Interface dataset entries
--------------------------------

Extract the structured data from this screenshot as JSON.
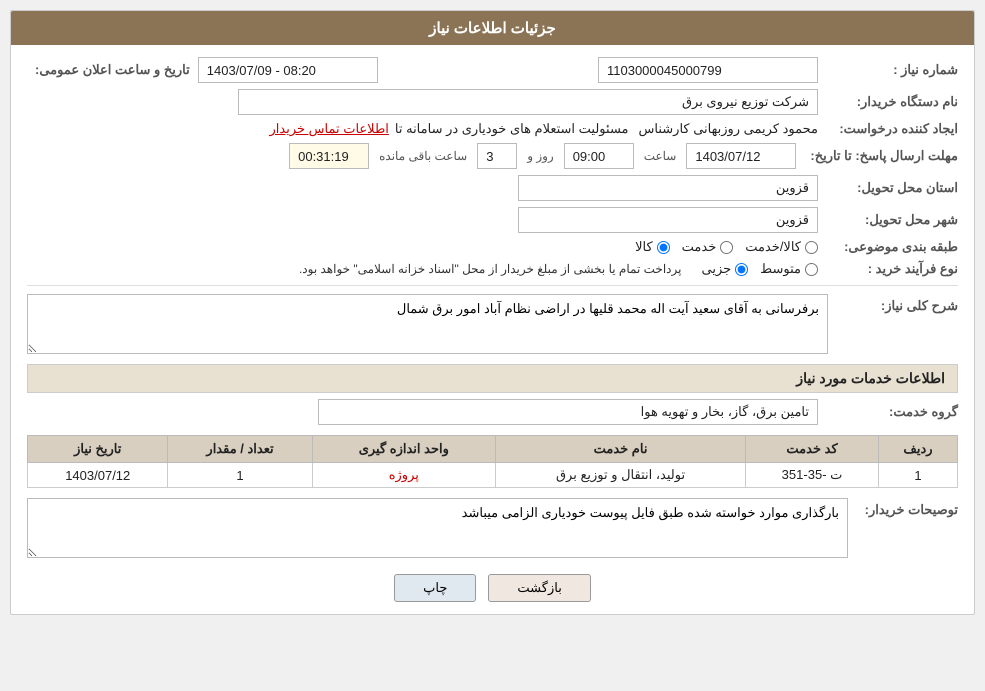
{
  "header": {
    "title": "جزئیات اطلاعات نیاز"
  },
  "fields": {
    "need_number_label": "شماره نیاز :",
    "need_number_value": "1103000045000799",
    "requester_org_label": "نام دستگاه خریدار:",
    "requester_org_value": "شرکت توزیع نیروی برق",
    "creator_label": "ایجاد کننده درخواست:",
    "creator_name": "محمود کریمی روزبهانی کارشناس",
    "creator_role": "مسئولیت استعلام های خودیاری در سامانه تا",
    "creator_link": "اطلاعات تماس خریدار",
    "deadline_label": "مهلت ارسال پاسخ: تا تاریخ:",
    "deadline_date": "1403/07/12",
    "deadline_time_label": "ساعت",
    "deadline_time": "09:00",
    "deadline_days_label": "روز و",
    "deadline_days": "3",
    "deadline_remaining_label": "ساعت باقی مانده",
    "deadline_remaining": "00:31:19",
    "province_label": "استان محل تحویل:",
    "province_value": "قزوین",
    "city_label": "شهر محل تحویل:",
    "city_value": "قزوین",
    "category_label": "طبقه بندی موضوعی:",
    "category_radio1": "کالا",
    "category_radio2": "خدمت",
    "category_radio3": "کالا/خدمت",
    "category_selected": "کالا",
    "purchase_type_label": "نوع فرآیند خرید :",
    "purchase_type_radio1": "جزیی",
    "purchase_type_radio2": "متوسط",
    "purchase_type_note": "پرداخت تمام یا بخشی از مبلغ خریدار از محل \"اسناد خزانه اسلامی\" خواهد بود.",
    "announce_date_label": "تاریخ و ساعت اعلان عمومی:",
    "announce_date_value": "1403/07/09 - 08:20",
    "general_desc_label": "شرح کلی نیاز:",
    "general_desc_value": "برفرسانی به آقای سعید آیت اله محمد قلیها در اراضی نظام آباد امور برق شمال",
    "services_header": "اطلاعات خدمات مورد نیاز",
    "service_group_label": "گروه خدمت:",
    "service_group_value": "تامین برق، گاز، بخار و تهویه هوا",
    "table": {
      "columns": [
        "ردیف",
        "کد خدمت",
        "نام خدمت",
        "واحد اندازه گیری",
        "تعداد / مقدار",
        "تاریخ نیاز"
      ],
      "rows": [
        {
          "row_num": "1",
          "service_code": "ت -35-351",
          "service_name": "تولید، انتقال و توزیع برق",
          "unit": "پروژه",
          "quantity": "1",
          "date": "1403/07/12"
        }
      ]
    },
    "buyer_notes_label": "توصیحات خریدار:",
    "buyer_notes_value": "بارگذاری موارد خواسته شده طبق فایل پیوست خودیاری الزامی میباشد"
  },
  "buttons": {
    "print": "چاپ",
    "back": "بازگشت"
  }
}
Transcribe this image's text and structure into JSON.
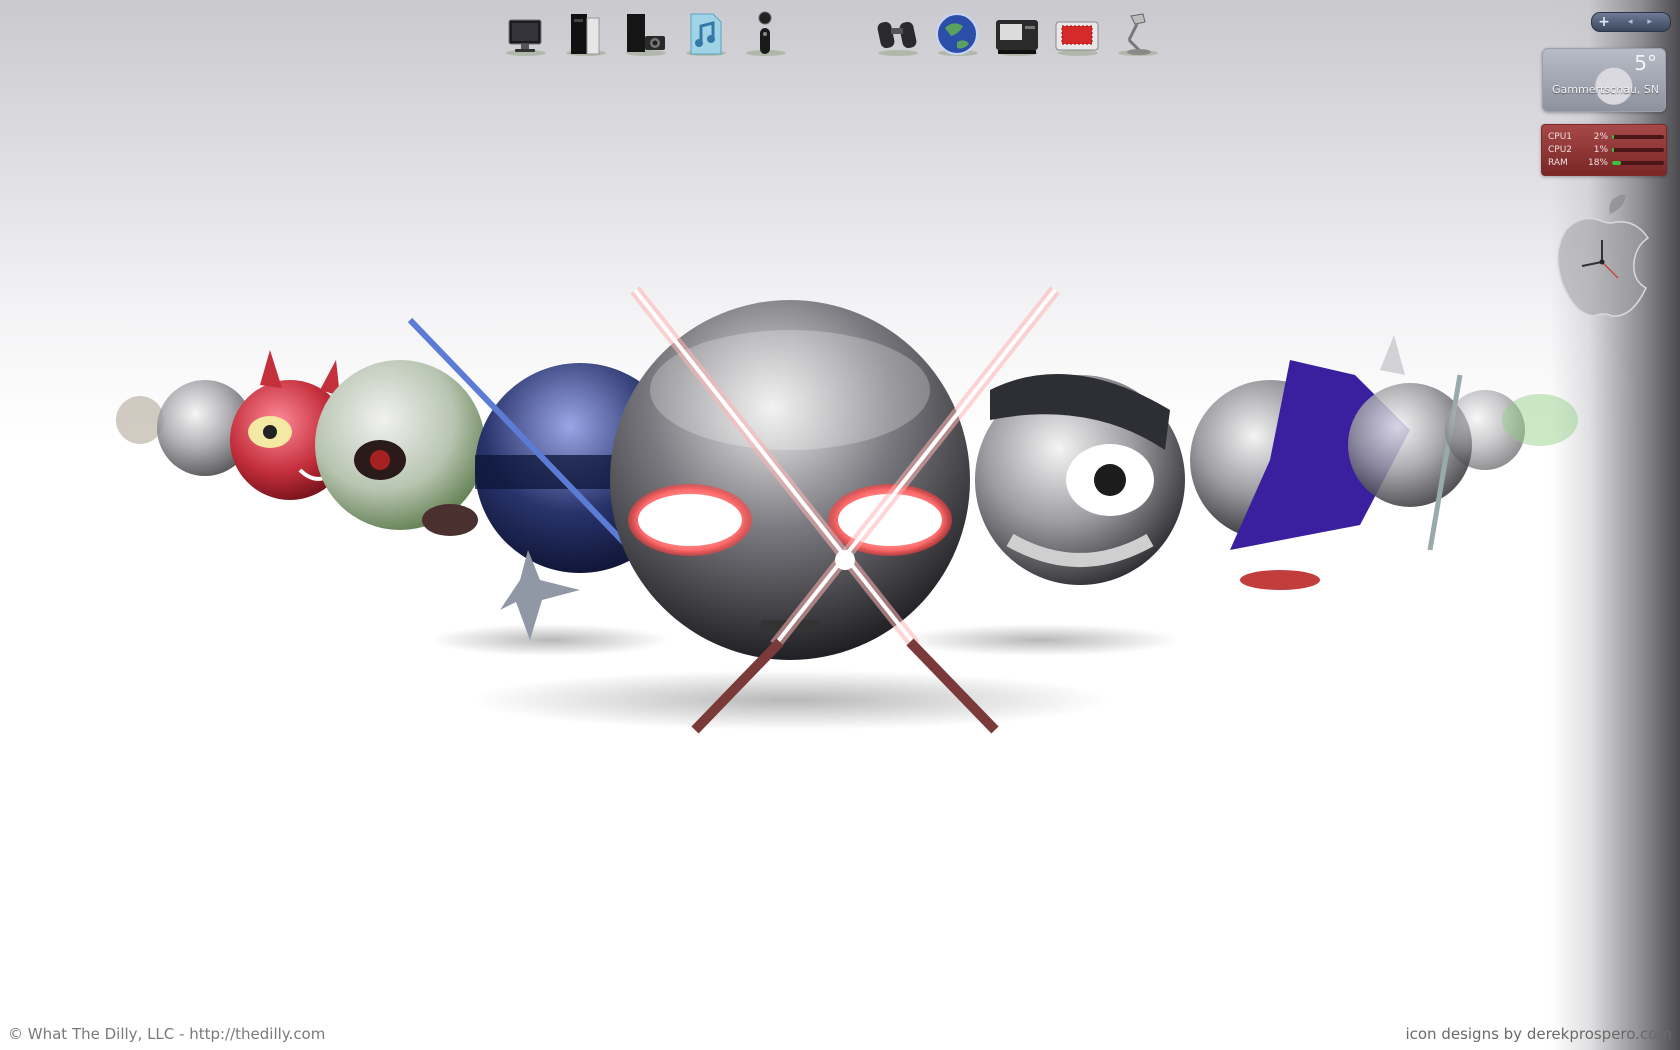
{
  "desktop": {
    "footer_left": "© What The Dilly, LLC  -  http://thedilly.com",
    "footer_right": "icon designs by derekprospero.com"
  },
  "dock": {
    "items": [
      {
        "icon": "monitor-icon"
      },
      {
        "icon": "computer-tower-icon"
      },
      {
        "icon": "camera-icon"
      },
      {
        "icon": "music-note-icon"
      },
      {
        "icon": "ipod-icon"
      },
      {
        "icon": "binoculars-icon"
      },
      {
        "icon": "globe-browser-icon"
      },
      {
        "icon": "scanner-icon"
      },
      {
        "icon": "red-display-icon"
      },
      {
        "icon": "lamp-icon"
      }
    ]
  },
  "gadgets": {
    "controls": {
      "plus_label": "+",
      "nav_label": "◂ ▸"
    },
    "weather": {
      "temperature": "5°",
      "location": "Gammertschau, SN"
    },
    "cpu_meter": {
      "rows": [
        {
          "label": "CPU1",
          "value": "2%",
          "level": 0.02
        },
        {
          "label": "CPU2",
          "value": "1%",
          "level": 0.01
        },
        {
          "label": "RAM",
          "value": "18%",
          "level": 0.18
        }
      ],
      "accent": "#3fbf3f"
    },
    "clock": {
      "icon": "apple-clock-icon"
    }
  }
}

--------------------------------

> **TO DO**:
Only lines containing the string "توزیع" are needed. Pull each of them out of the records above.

> **YOUR RESPONSE**:
    "requester_org_value": "شرکت توزیع نیروی برق",
          "service_name": "تولید، انتقال و توزیع برق",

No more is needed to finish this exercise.